It has been seen that fissures are associated with increased resting anal pressure due to spasm of internal sphincter muscle of anal canal. The most common reason for development of fissure is spasm of the internal sphincter muscle of anal canal. Sphincter spasm results in impaired blood supply to the anal mucosa. The result is a non-healing ulcer, which may become infected by fecal bacteria. Resting pressures of anal canal in patients with fissures are twice as high as normal subjects. Restoration of anal canal pressure by lateral sphincterotomy is associated with improvement of symptoms and healing of fissures in 98% of patients.
Other causes of anal fissures include:
§ Poor toileting in young children.
§ Childbirth trauma in women.
§ Inflammatory bowel disease [crohn’s disease or ulcerative colitis], tuberculosis, gonorrhea, syphilis, herpes and AIDS.
§ Fissures may be associated with leukemia, underlying cancer of anal canal/ rectum etc.
§ Anal sex.
§ High fiber diet.
§ Avoiding constipation and straining when defecating.
§ Prompt treatment of diarrhea may reduce anal strain.
§ Maintaining cleanliness and good anal hygiene. Using soft toilet paper or cleaning with water.
§ Frequent diaper changes and keeping the area dry can prevent anal fissure in newborn and children.
§ Avoid coffee, alcoholic beverages, smoking and spicy food.
Superficial anal fissures will often heal within a few weeks on conservative management. However anal fissures which are deep and become chronic will not heal spontaneously, and may require medications or surgery.
Medical management of fissure
General measures like warm sitz bath, topical anesthetic agents, stool softeners and high fiber diet are usually advised.

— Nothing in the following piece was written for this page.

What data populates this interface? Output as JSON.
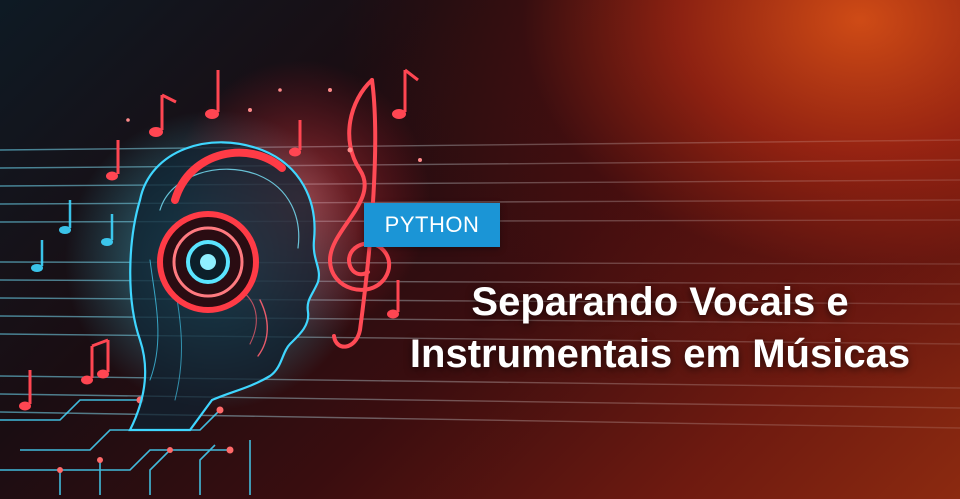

Non-surgical treatments to reduce resting anal pressure may be tried initially. These include topical ointments [nitroglycerine or nifedepine or diltiazem]. Local application of these ointments will relax the sphincter muscle and thus allow the fissure to heal. A common side effect and drawback of nitroglycerine and other ointments is headache, which limits patient acceptability. Topical ointments used for relaxation of anal sphincter may result in healing of acute fissures in 50 - 75% of patients but carries a high recurrence rates.
Injection of botulinum toxin (Botox) into the anal sphincter to relax it is another treatment for anal fissures, used by colorectal surgeons. However, in many cases of Botox injections the patients eventually had to undergo surgery as the injection failed to cure the fissure. The success rate for botox injection is 75% at the end of one year and drops to 55% on long term follow up. Side effects of botox include urinary retention, heart block, muscle weakness, postural hypotension and allergic skin reactions.
Various surgical options used for treatment of anal fissures are:
 Anal stretch
 Lateral sphincterotomy [open or closed]
 Anoplasty [V-Y Advancement flap]
Anal sphincter stretch is done to disrupt the sphincter fibers and reduce the resting anal pressure. It is associated with anal incontinence in a small proportion of cases and has been given up by most of the surgeons. Anal stretch should be avoided in women and elderly patients because of increased likelihood of incontinence.
Lateral sphincterotomy is presently the Gold Standard treatment for curing anal fissures associated with high resting anal pressures, chronic anal fissures and fissures associated with underlying fistula. In this procedure the internal anal sphincter muscle is partially divided in order to reduce spasm. This results in decrease in resting anal pressure and improvement of the blood supply. The sentinel pile and hypertrophied anal papillae are also excised. Lateral sphincterotomy is considered as a superior method of treating anal fissures because it has a higher rate of fissure healing [98%], fewer side effects and better long term symptomatic improvement.
Anoplasty [V-Y Advancement flap] is used for treatment of fissures associated with anal stenosis and fissures with normal resting anal pressure.
These operations may be done as day care surgery under local or general anesthesia.